◆ BRIEF: Omitting all pictures, retype the entries below exactly as given.

◆ SOURCE MATERIAL:
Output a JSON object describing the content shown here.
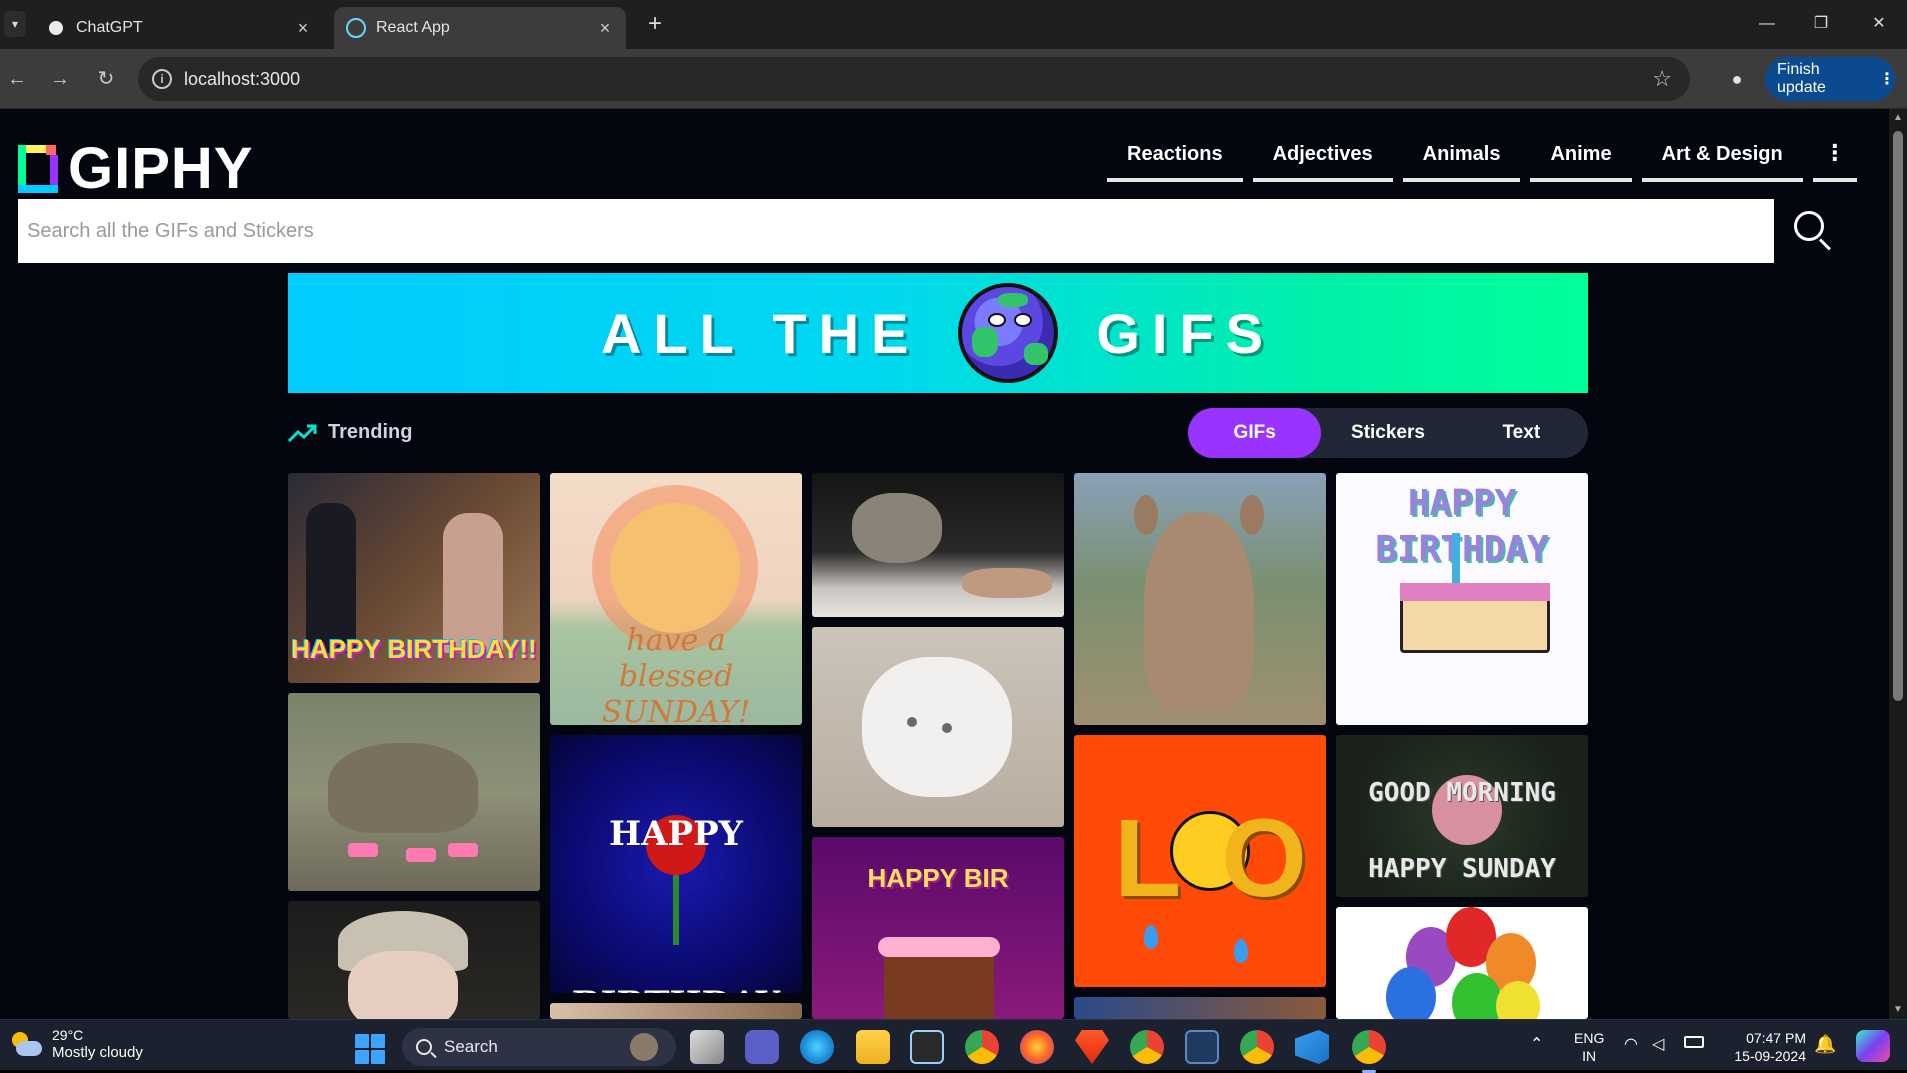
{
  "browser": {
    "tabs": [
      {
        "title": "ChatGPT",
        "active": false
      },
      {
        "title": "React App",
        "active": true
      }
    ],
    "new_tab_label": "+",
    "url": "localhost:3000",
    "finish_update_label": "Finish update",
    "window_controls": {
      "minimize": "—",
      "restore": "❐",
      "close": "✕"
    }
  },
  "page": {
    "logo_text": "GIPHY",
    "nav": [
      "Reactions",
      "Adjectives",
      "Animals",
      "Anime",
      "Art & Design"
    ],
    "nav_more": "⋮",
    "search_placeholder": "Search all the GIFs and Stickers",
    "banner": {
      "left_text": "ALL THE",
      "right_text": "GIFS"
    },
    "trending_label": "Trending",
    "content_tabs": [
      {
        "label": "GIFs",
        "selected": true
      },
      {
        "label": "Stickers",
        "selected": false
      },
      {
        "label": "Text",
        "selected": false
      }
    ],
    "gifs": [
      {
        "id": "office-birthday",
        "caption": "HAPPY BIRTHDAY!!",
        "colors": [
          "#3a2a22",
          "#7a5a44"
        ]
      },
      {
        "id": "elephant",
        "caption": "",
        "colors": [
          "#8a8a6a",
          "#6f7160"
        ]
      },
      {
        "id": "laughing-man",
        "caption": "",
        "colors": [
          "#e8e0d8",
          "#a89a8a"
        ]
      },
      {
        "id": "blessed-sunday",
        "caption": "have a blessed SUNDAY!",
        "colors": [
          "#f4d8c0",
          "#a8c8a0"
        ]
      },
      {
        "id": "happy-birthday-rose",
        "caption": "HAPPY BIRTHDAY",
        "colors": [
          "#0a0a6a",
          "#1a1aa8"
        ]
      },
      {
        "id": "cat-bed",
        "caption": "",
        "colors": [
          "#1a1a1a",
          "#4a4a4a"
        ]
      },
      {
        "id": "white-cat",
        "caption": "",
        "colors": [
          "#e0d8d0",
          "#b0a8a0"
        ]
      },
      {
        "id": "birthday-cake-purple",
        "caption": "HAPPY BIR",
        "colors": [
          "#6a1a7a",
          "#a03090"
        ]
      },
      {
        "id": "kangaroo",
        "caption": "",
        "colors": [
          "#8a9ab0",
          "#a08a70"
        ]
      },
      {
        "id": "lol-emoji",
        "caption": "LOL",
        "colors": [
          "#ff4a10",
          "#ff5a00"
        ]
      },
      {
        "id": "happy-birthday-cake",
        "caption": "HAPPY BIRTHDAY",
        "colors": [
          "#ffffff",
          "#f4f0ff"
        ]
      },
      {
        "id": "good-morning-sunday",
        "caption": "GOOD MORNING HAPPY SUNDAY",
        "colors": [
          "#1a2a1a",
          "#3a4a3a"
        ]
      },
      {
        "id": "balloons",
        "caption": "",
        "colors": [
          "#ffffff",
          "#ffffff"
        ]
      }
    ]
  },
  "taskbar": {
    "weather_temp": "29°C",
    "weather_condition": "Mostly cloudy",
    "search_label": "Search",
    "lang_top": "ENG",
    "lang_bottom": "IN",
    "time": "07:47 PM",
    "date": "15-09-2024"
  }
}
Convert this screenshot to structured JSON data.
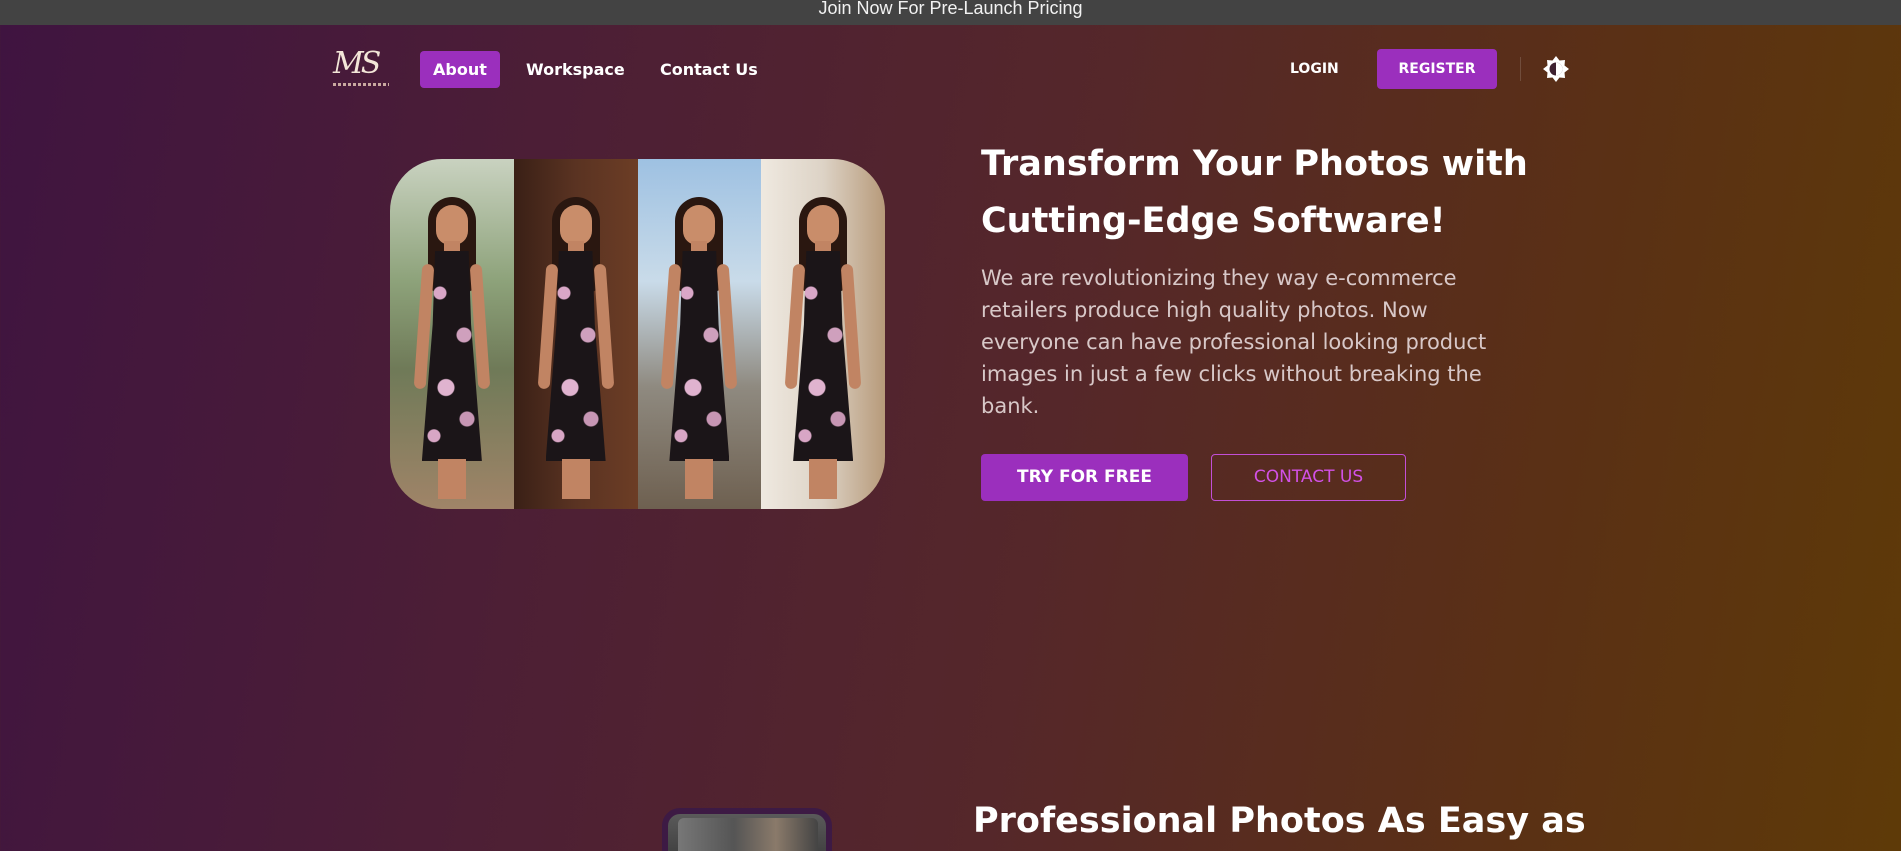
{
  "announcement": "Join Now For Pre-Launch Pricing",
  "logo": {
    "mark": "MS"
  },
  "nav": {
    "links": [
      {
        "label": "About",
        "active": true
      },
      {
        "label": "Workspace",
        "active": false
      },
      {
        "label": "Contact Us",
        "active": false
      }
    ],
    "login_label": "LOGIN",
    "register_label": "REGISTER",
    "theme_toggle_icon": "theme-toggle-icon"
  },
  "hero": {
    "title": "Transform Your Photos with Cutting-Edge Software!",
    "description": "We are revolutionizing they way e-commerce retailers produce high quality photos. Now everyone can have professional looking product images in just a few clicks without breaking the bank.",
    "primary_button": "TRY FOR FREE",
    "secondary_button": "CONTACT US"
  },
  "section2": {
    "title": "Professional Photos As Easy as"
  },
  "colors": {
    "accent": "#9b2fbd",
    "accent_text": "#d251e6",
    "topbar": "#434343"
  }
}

◆ EXPECTED OUTPUT:
Output a JSON object describing the content shown here.
{
  "browser": {
    "tabs": [
      {
        "title": "ChatGPT",
        "active": false
      },
      {
        "title": "React App",
        "active": true
      }
    ],
    "new_tab_label": "+",
    "url": "localhost:3000",
    "finish_update_label": "Finish update",
    "window_controls": {
      "minimize": "—",
      "restore": "❐",
      "close": "✕"
    }
  },
  "page": {
    "logo_text": "GIPHY",
    "nav": [
      "Reactions",
      "Adjectives",
      "Animals",
      "Anime",
      "Art & Design"
    ],
    "nav_more": "⋮",
    "search_placeholder": "Search all the GIFs and Stickers",
    "banner": {
      "left_text": "ALL THE",
      "right_text": "GIFS"
    },
    "trending_label": "Trending",
    "content_tabs": [
      {
        "label": "GIFs",
        "selected": true
      },
      {
        "label": "Stickers",
        "selected": false
      },
      {
        "label": "Text",
        "selected": false
      }
    ],
    "gifs": [
      {
        "id": "office-birthday",
        "caption": "HAPPY BIRTHDAY!!",
        "colors": [
          "#3a2a22",
          "#7a5a44"
        ]
      },
      {
        "id": "elephant",
        "caption": "",
        "colors": [
          "#8a8a6a",
          "#6f7160"
        ]
      },
      {
        "id": "laughing-man",
        "caption": "",
        "colors": [
          "#e8e0d8",
          "#a89a8a"
        ]
      },
      {
        "id": "blessed-sunday",
        "caption": "have a blessed SUNDAY!",
        "colors": [
          "#f4d8c0",
          "#a8c8a0"
        ]
      },
      {
        "id": "happy-birthday-rose",
        "caption": "HAPPY BIRTHDAY",
        "colors": [
          "#0a0a6a",
          "#1a1aa8"
        ]
      },
      {
        "id": "cat-bed",
        "caption": "",
        "colors": [
          "#1a1a1a",
          "#4a4a4a"
        ]
      },
      {
        "id": "white-cat",
        "caption": "",
        "colors": [
          "#e0d8d0",
          "#b0a8a0"
        ]
      },
      {
        "id": "birthday-cake-purple",
        "caption": "HAPPY BIR",
        "colors": [
          "#6a1a7a",
          "#a03090"
        ]
      },
      {
        "id": "kangaroo",
        "caption": "",
        "colors": [
          "#8a9ab0",
          "#a08a70"
        ]
      },
      {
        "id": "lol-emoji",
        "caption": "LOL",
        "colors": [
          "#ff4a10",
          "#ff5a00"
        ]
      },
      {
        "id": "happy-birthday-cake",
        "caption": "HAPPY BIRTHDAY",
        "colors": [
          "#ffffff",
          "#f4f0ff"
        ]
      },
      {
        "id": "good-morning-sunday",
        "caption": "GOOD MORNING HAPPY SUNDAY",
        "colors": [
          "#1a2a1a",
          "#3a4a3a"
        ]
      },
      {
        "id": "balloons",
        "caption": "",
        "colors": [
          "#ffffff",
          "#ffffff"
        ]
      }
    ]
  },
  "taskbar": {
    "weather_temp": "29°C",
    "weather_condition": "Mostly cloudy",
    "search_label": "Search",
    "lang_top": "ENG",
    "lang_bottom": "IN",
    "time": "07:47 PM",
    "date": "15-09-2024"
  }
}
Convert this screenshot to structured JSON data.
{
  "announcement": "Join Now For Pre-Launch Pricing",
  "logo": {
    "mark": "MS"
  },
  "nav": {
    "links": [
      {
        "label": "About",
        "active": true
      },
      {
        "label": "Workspace",
        "active": false
      },
      {
        "label": "Contact Us",
        "active": false
      }
    ],
    "login_label": "LOGIN",
    "register_label": "REGISTER",
    "theme_toggle_icon": "theme-toggle-icon"
  },
  "hero": {
    "title": "Transform Your Photos with Cutting-Edge Software!",
    "description": "We are revolutionizing they way e-commerce retailers produce high quality photos. Now everyone can have professional looking product images in just a few clicks without breaking the bank.",
    "primary_button": "TRY FOR FREE",
    "secondary_button": "CONTACT US"
  },
  "section2": {
    "title": "Professional Photos As Easy as"
  },
  "colors": {
    "accent": "#9b2fbd",
    "accent_text": "#d251e6",
    "topbar": "#434343"
  }
}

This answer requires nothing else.